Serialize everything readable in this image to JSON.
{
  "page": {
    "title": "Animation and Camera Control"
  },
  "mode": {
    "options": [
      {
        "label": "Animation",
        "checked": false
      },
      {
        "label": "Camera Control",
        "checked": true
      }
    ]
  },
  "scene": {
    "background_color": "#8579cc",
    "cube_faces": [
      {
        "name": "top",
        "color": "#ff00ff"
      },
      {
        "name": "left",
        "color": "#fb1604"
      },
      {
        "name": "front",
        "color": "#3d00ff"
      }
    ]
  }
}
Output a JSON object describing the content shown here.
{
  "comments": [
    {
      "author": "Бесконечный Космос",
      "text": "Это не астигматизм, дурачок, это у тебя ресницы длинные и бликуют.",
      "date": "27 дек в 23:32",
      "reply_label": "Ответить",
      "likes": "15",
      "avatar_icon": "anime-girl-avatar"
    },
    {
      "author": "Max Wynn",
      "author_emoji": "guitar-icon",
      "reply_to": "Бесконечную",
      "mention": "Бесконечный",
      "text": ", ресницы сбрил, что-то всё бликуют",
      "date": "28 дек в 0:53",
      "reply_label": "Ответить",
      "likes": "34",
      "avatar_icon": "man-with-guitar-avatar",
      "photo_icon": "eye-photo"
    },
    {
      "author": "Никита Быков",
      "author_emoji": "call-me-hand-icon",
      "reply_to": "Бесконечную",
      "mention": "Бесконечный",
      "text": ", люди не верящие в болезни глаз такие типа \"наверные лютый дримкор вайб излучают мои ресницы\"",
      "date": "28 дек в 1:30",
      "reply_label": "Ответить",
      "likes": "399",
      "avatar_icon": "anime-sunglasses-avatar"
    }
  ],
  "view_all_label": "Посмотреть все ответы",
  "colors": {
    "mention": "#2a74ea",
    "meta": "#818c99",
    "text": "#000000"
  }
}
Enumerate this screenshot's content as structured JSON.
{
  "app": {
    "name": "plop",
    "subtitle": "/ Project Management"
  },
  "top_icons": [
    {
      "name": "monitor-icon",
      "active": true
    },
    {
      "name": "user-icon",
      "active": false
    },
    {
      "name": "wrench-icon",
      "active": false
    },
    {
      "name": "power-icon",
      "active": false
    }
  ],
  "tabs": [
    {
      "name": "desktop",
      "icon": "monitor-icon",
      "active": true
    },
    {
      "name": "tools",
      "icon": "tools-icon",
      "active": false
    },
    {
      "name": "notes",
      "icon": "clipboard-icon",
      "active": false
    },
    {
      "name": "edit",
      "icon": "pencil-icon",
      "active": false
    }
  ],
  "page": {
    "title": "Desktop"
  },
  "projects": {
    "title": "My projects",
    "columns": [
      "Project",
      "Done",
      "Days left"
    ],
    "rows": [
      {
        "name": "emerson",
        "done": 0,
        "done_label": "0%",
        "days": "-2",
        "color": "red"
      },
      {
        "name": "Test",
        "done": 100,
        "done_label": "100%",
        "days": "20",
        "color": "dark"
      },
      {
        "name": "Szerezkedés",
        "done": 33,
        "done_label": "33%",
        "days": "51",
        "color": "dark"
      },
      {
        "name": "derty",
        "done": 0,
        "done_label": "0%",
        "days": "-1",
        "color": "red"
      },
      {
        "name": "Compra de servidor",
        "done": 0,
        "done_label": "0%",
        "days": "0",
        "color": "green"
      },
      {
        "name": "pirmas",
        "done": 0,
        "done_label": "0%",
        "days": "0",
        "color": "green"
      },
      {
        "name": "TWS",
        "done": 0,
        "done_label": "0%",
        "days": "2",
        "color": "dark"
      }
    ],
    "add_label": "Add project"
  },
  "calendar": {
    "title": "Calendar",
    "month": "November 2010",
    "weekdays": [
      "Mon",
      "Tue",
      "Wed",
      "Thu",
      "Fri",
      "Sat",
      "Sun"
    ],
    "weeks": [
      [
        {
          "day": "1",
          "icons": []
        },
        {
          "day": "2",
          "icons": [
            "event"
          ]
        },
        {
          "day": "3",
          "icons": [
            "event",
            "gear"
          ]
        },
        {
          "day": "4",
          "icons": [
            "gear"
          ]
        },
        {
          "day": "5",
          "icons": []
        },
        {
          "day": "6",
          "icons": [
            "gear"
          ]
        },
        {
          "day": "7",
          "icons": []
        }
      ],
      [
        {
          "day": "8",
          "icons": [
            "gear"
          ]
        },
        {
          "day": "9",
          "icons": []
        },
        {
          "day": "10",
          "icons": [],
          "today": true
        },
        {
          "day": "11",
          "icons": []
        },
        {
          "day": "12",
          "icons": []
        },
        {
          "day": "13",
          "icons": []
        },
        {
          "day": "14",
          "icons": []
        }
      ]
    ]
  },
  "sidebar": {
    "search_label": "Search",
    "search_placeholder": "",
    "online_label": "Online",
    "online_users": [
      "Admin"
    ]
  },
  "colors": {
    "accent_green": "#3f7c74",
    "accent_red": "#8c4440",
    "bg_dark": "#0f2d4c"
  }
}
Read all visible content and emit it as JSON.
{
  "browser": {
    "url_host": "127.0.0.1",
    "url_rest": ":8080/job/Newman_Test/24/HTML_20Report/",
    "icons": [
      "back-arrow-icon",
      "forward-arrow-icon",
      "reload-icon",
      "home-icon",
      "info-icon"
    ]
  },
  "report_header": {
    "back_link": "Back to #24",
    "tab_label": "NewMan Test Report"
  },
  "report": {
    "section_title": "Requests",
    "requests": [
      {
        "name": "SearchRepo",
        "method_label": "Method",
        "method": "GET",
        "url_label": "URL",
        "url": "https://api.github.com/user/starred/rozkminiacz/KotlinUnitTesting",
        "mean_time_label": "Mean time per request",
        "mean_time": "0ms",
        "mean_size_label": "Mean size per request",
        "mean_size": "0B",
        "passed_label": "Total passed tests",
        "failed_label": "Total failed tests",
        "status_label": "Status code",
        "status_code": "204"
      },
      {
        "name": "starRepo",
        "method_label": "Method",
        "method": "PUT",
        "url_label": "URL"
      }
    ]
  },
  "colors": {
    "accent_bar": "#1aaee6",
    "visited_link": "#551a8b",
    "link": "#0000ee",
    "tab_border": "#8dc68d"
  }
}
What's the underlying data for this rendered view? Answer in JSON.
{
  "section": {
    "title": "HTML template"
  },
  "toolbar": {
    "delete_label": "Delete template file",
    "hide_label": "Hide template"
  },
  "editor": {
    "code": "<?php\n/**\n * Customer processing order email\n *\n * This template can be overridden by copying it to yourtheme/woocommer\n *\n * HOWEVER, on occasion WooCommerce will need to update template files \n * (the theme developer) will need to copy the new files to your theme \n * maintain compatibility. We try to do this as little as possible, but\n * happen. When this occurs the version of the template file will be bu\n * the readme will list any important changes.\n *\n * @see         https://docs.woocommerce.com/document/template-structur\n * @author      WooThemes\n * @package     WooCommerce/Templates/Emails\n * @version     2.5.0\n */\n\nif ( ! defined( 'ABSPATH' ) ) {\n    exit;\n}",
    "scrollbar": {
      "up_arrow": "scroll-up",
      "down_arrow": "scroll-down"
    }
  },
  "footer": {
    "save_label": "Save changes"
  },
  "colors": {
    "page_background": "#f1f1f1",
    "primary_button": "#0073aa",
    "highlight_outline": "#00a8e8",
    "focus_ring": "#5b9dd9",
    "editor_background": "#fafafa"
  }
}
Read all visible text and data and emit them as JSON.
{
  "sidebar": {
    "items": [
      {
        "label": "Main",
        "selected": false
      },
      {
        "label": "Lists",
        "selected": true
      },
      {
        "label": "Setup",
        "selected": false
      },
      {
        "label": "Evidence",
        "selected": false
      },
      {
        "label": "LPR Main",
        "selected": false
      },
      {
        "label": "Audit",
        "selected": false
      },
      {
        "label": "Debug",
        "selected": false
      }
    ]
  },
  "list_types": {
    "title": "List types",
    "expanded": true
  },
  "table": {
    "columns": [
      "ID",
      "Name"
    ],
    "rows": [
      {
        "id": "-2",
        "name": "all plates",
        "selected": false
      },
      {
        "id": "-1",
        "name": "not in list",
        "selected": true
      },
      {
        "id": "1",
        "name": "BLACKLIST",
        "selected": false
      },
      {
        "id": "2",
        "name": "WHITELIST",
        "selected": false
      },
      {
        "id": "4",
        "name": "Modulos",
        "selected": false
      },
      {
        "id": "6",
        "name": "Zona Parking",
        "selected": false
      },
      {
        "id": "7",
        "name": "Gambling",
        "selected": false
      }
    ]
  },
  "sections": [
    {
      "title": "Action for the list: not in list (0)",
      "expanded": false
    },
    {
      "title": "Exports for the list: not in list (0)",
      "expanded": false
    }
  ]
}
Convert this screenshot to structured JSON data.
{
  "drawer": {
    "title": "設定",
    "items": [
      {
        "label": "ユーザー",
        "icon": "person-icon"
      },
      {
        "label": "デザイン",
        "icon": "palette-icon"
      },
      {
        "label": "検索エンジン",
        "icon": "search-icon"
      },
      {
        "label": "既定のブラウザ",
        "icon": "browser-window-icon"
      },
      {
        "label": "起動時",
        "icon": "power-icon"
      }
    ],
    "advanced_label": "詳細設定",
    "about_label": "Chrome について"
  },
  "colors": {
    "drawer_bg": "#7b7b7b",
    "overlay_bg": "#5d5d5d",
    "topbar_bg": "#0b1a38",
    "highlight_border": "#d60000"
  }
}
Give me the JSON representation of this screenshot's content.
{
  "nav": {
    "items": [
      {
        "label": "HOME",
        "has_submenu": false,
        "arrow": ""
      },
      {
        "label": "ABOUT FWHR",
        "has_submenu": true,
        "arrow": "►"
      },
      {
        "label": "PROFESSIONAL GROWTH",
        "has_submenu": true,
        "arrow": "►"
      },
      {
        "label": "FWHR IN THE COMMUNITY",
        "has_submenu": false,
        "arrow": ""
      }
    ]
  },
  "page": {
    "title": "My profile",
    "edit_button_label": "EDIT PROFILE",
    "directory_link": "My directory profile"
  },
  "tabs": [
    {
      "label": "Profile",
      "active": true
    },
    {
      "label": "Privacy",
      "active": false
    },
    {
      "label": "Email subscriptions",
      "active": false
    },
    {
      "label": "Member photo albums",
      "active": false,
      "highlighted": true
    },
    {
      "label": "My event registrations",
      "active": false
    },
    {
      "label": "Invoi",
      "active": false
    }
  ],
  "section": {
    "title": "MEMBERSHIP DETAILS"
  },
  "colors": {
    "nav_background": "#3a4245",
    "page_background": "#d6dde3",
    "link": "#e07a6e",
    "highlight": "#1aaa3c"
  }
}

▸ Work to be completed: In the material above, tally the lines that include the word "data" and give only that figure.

▸ Solution to this problem: 3